Sight-saving surgery is being wrongly restricted due to cost-cutting measures, it has been claimed.
People with cataracts who struggle to drive or even read are being refused surgery due to an unduly high threshold, according to the Royal College of Ophthalmologists (RCO) and other health bodies.
More than half (57%) of the 152 primary care trusts in England use eye test thresholds to determine whether a patient is eligible for surgery, it was revealed through Freedom of Information requests lodged by the Royal National Institute of Blind people (RNIB).
In some parts of the south-east a patient has to have difficulty in reading the third line down on a standard eye chart - which has very large letters - in order to be granted surgery.

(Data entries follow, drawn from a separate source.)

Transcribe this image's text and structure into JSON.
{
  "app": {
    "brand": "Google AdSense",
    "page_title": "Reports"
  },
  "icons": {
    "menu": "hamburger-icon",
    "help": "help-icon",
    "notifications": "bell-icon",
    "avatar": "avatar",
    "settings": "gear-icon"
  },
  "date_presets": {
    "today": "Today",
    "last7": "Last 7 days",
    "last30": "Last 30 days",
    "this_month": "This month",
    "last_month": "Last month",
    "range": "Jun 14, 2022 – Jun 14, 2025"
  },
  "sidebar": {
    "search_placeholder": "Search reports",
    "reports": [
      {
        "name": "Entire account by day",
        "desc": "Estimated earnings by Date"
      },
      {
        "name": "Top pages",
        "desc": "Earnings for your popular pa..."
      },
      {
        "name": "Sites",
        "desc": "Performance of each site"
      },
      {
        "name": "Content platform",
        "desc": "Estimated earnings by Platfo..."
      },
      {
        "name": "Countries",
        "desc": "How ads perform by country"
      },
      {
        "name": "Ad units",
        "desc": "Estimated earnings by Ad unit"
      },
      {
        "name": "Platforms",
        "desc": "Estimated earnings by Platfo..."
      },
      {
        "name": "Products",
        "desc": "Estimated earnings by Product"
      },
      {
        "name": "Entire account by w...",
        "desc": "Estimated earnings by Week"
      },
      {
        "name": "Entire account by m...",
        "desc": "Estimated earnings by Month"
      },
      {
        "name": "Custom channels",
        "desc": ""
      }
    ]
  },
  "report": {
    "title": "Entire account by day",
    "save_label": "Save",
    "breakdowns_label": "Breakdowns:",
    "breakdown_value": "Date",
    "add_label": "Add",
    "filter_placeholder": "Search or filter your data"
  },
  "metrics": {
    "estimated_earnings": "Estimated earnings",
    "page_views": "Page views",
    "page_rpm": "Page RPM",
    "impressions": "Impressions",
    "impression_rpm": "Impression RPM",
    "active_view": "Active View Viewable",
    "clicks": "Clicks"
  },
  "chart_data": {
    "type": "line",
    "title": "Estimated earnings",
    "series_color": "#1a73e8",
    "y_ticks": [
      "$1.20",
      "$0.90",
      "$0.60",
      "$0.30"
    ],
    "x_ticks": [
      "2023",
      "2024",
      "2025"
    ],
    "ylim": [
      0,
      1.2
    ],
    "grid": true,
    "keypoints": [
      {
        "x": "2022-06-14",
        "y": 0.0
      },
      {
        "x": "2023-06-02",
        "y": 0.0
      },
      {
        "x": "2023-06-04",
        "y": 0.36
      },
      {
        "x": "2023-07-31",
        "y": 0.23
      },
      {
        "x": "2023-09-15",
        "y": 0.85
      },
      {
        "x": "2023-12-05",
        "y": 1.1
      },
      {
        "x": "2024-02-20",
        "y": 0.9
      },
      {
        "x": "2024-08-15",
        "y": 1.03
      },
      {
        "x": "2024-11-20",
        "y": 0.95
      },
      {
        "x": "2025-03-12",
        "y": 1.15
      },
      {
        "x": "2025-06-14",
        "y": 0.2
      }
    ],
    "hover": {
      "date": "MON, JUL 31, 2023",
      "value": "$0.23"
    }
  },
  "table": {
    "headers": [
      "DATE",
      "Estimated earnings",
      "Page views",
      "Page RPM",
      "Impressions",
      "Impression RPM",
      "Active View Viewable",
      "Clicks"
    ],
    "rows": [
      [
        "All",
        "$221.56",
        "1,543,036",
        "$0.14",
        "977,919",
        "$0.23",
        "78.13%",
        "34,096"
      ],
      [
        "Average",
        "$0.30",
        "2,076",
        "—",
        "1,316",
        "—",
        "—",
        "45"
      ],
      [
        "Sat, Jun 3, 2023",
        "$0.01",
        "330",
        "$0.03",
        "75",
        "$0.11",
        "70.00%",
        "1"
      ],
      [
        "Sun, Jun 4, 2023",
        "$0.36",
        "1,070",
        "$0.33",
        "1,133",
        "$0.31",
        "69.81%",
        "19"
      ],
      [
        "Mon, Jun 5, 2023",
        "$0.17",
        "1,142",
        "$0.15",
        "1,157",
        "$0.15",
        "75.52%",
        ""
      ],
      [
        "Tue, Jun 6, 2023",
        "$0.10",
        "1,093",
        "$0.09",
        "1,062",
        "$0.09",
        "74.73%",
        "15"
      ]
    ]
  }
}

As a result, the Royal College has joined forces with the College of Optometrists, Optical Confederation and Local Optical Committee Support Unit to issue an urgent warning statement about the situation.
Estimates suggest around half of people aged over 65 have cataracts in one or both eyes, with 720,000 people diagnosed with the condition each month.
Professor Harminder Dua, president of the RCO, said: “We understand the financial pressures the NHS faces but cataract surgery is a highly cost effective treatment that improves sight loss and preserves patients’ ability to live independent lives,” he said in the statement.
“Using visual acuity thresholds to impose limits on cataract surgery is economically counterproductive when it leads to higher health and social care costs because patients’ vision deteriorates.”